Prime minister he inherited a political system that is neither open nor democratic – one, I might add, that is faltering, but he also possesses the power to change it. Depending on what he does, the future of Singapore could grow even stronger or it could meet a dismal fate.
So far, I see little to be of good cheer. Mr Lee continues to prosecute legitimate political activity, sues his critics for defamation, even adds teeth to legislation to further deprive citizens of their constitutional rights – all remnant tactics of his father's reign.
It seems that there is a genuine lack of appreciation for the real concerns and aspirations of the Singaporean people who are done with being talked down to in a system that is far from transparent and accountable.
Times have changed, society has changed. Leadership must also change, we need to motivate, not instil even more conformity. We need to create a climate of freedom – the freedom to think different (to borrow the phrase from Apple), to question, to debate, to dissent.
In other words, we need to reform the way we conduct politics in this country. The political culture of fear and domination must give way to one of inspiration and inclusiveness.
This is why the SDP has put in so much effort to draw up our policies. We want to elevate the level of political engagement in Singapore. We must dispense with the politics of name-calling and character assassination and contest each other on the logic, soundness and power of our ideas.
If you say that I have flaws, you will not find me objecting to it. But you need to take a number and stand in line because there's a long queue eagerly waiting to point out my flaws. But do you know who is the first in line? Me. I believe that it is people who are blind to their flaws who make the worst leaders.
But labelling me as a cheat, liar, psychopath – engaging in the personal destruction of your opponents - is not going to take Singapore very far. Singaporeans expect its political leaders to be mature and to debate the issues.
I'm not going to paint the PAP as all bad and the opposition as all good. It might sound a bit strange coming from me, so hold on to your seats: There are some PAP MPs who genuinely want to serve the people.
But, likewise, I want the PAP to admit that those in the opposition also care for Singapore and want the best for it.
We are poised to write a new chapter for Singapore. Let us show the world that politics need not be dominated by petty backbiting and name-calling, it scares away good people who want to contribute and it turns off the masses.
Instead, let us remain civil even as we disagree with each other and recognise that at the end of the day we are all Singaporeans who want to do good for our country. In so doing we truly engage the people and take the country to a different and better place.
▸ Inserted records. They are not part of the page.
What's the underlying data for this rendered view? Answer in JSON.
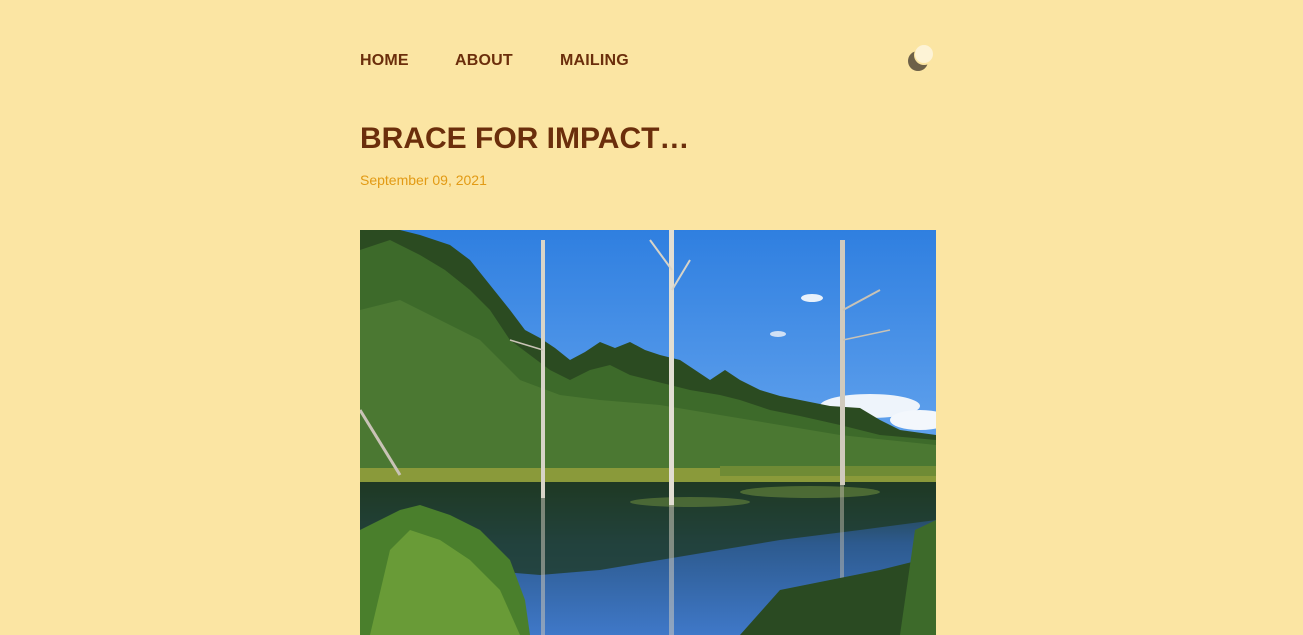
{
  "nav": {
    "items": [
      {
        "label": "HOME"
      },
      {
        "label": "ABOUT"
      },
      {
        "label": "MAILING"
      }
    ],
    "theme_toggle_icon": "moon-icon"
  },
  "post": {
    "title": "BRACE FOR IMPACT…",
    "date": "September 09, 2021",
    "image_subject": "pond-landscape-photo"
  },
  "colors": {
    "background": "#fbe5a3",
    "heading": "#6b2e0b",
    "date": "#e29a14"
  }
}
If you start from this premise the future will write itself and, of this I am certain, it will be good story.